### What is required
Copy every line of the listing exactly.

### Provided data

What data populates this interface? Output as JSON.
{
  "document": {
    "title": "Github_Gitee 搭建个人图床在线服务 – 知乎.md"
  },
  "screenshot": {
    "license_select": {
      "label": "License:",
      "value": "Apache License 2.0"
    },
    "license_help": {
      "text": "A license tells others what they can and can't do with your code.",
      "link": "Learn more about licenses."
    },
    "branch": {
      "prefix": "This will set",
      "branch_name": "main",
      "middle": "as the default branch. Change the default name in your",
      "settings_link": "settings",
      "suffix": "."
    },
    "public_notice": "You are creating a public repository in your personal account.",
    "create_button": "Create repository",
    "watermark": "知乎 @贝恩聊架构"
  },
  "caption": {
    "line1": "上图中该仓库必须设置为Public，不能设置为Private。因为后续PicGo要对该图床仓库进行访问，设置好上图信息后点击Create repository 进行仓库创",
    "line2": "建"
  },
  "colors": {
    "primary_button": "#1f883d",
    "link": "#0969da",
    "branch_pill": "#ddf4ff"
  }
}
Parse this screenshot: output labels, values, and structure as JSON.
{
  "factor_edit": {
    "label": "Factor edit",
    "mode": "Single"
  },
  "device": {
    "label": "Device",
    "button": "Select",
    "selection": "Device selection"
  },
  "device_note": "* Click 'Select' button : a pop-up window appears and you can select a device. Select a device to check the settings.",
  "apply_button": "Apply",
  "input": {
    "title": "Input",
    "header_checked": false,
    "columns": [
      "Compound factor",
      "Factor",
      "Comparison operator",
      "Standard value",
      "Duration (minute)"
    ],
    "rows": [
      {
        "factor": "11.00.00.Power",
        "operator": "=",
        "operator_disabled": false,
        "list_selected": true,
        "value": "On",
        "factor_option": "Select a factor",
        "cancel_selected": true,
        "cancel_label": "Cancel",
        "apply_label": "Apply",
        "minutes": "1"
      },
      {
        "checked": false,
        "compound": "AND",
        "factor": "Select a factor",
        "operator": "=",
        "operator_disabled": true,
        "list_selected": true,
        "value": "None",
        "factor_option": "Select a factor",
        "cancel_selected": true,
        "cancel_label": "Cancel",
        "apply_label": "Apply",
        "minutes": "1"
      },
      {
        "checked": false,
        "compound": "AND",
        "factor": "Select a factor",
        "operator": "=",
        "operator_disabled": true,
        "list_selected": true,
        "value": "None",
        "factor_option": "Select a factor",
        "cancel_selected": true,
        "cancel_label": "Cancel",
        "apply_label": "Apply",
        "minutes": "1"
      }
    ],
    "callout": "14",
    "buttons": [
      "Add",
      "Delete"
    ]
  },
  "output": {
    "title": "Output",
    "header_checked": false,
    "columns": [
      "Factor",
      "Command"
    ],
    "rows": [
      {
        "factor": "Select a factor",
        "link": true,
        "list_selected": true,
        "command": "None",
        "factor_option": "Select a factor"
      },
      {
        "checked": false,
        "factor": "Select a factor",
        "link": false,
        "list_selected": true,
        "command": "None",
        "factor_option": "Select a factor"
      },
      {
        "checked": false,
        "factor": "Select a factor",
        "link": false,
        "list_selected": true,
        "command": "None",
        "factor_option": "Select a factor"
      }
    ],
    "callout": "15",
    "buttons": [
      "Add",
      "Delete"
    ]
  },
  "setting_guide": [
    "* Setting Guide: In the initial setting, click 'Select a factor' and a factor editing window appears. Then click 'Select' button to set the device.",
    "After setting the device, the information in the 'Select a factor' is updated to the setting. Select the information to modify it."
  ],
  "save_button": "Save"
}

### Answer section
What data populates this interface? Output as JSON.
{
  "document": {
    "title": "Github_Gitee 搭建个人图床在线服务 – 知乎.md"
  },
  "screenshot": {
    "license_select": {
      "label": "License:",
      "value": "Apache License 2.0"
    },
    "license_help": {
      "text": "A license tells others what they can and can't do with your code.",
      "link": "Learn more about licenses."
    },
    "branch": {
      "prefix": "This will set",
      "branch_name": "main",
      "middle": "as the default branch. Change the default name in your",
      "settings_link": "settings",
      "suffix": "."
    },
    "public_notice": "You are creating a public repository in your personal account.",
    "create_button": "Create repository",
    "watermark": "知乎 @贝恩聊架构"
  },
  "caption": {
    "line1": "上图中该仓库必须设置为Public，不能设置为Private。因为后续PicGo要对该图床仓库进行访问，设置好上图信息后点击Create repository 进行仓库创",
    "line2": "建"
  },
  "colors": {
    "primary_button": "#1f883d",
    "link": "#0969da",
    "branch_pill": "#ddf4ff"
  }
}
Parse this screenshot: output labels, values, and structure as JSON.
{
  "factor_edit": {
    "label": "Factor edit",
    "mode": "Single"
  },
  "device": {
    "label": "Device",
    "button": "Select",
    "selection": "Device selection"
  },
  "device_note": "* Click 'Select' button : a pop-up window appears and you can select a device. Select a device to check the settings.",
  "apply_button": "Apply",
  "input": {
    "title": "Input",
    "header_checked": false,
    "columns": [
      "Compound factor",
      "Factor",
      "Comparison operator",
      "Standard value",
      "Duration (minute)"
    ],
    "rows": [
      {
        "factor": "11.00.00.Power",
        "operator": "=",
        "operator_disabled": false,
        "list_selected": true,
        "value": "On",
        "factor_option": "Select a factor",
        "cancel_selected": true,
        "cancel_label": "Cancel",
        "apply_label": "Apply",
        "minutes": "1"
      },
      {
        "checked": false,
        "compound": "AND",
        "factor": "Select a factor",
        "operator": "=",
        "operator_disabled": true,
        "list_selected": true,
        "value": "None",
        "factor_option": "Select a factor",
        "cancel_selected": true,
        "cancel_label": "Cancel",
        "apply_label": "Apply",
        "minutes": "1"
      },
      {
        "checked": false,
        "compound": "AND",
        "factor": "Select a factor",
        "operator": "=",
        "operator_disabled": true,
        "list_selected": true,
        "value": "None",
        "factor_option": "Select a factor",
        "cancel_selected": true,
        "cancel_label": "Cancel",
        "apply_label": "Apply",
        "minutes": "1"
      }
    ],
    "callout": "14",
    "buttons": [
      "Add",
      "Delete"
    ]
  },
  "output": {
    "title": "Output",
    "header_checked": false,
    "columns": [
      "Factor",
      "Command"
    ],
    "rows": [
      {
        "factor": "Select a factor",
        "link": true,
        "list_selected": true,
        "command": "None",
        "factor_option": "Select a factor"
      },
      {
        "checked": false,
        "factor": "Select a factor",
        "link": false,
        "list_selected": true,
        "command": "None",
        "factor_option": "Select a factor"
      },
      {
        "checked": false,
        "factor": "Select a factor",
        "link": false,
        "list_selected": true,
        "command": "None",
        "factor_option": "Select a factor"
      }
    ],
    "callout": "15",
    "buttons": [
      "Add",
      "Delete"
    ]
  },
  "setting_guide": [
    "* Setting Guide: In the initial setting, click 'Select a factor' and a factor editing window appears. Then click 'Select' button to set the device.",
    "After setting the device, the information in the 'Select a factor' is updated to the setting. Select the information to modify it."
  ],
  "save_button": "Save"
}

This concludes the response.